Task goal
Whenever a line below includes the string "heading", show it.

Extracted material
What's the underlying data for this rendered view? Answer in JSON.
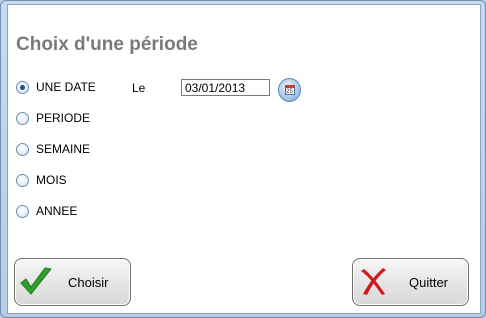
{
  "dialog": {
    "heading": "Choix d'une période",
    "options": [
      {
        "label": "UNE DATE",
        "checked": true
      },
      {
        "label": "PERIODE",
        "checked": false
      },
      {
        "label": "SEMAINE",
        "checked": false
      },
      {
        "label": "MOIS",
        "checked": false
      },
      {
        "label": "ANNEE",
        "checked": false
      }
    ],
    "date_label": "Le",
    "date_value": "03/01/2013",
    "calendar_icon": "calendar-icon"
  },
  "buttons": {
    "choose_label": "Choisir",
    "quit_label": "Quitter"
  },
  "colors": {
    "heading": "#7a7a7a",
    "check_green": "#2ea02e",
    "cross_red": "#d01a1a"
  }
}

Result for this exercise
    "heading": "Choix d'une période",
    "heading": "#7a7a7a",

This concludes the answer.